Iran has also stepped in to fill Russia's shoes as a natural gas middleman. A new gas pipeline connecting Iran and Turkmenistan is expected to open in December, nearly doubling the gas trade between the countries to 700 billion cubic feet a year. Because Iran already has one of the world's largest gas reserves, most of the imported Turkmen gas would be resold for profit. Not to be outdone, China signed a 30-year deal with Turkmenistan in June to buy up to 1.1 trillion cubic feet of Turkmen gas annually, starting in 2011. Work is expected to be completed on a 4,300-mile-long pipeline connecting Turkmenistan and western China in December.
Meanwhile, the West finds itself standing on the sidelines. Since 2002, U.S. officials have tried to secure the right to truck food and other supplies from Europe to its troops in Afghanistan via Russia and Turkmenistan, but have been consistently rebuffed. The U.S. has only been given permission to fly humanitarian supplies through Turkmen airspace but no military hardware. Earlier this year, Gen. David Petreaus, chief of the U.S. Central Command, met with Gurbanguly Berdymukhamedov, who became Turkmenistan's new President when Niyazov died in 2006, but was unable to persuade him to open his country even a crack to the U.S. military.
Europe has also had its eyes on Turkmenistan's gas as a way of lessening its dependence on Russian fuel. But a plan by several European countries to build a natural gas pipeline through southeastern Europe and Turkey has been delayed for years by wrangling over financing and the route. The Nabucco pipeline, as it's known, will eventually link up with another planned pipeline connecting Turkmenistan and Azerbaijan beneath the Caspian Sea. But, at the current pace, construction may not be completed for years.
The West has other problems to contend with, too. At the October investment conference in Ashgabat, several businessmen said a major obstacle was the fact the Turkmen have little time for Western values of democracy and free-market economics. Berdymukhamedov's regime is one of the most dictatorial in the world, keeping tight reins on the media and political opposition and allowing only the barest beginnings of private enterprise. "The reaction to our proposals is always, 'Thanks but no thanks,'" says one Western diplomat, who requested anonymity for fear of hurting his operations in the country. "It comes down to trust, and this is not a society that is used to having discussions around a table." Another Western official compares Turkmenistan to tightly controlled, oil-rich Kuwait. "They don't need our money, and they don't want us meddling here," the official says.
But given how much natural gas and oil Turkmenistan has under its desert sands, the U.S. and Europe look determined to keep trying to get a foot in the door.
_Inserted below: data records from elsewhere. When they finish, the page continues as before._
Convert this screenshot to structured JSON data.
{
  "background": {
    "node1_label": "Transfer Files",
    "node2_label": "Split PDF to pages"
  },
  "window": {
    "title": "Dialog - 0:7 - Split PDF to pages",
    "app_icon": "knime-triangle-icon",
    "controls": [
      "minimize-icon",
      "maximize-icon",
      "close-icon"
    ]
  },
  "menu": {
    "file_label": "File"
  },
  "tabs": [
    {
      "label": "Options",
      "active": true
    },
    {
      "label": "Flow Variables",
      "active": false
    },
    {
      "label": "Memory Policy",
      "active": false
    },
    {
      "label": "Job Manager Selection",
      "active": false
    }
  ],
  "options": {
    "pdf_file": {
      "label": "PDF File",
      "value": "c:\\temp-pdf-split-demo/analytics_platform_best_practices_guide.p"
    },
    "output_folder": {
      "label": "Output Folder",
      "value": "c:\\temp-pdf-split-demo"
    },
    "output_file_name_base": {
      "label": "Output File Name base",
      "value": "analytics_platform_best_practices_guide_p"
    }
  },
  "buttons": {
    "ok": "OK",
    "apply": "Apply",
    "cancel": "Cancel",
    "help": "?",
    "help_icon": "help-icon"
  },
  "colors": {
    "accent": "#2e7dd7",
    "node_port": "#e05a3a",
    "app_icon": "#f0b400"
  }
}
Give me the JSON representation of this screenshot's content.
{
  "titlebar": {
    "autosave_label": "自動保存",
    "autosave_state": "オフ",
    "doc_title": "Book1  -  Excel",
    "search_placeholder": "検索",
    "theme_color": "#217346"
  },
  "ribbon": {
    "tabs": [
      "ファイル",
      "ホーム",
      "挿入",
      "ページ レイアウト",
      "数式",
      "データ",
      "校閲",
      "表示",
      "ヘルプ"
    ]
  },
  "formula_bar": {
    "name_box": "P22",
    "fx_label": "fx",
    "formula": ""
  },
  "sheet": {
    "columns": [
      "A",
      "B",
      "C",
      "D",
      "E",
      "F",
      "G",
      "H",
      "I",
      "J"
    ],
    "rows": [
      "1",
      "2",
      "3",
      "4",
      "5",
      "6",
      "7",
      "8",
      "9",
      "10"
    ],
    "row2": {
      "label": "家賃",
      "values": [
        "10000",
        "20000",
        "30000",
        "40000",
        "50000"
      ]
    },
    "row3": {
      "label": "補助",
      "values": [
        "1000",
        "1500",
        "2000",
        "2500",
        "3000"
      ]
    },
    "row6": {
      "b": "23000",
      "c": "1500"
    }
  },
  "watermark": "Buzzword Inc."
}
Just how they can achieve this in a crowded marketplace and without a warmer welcome from the wary Turkmen remains to be seen.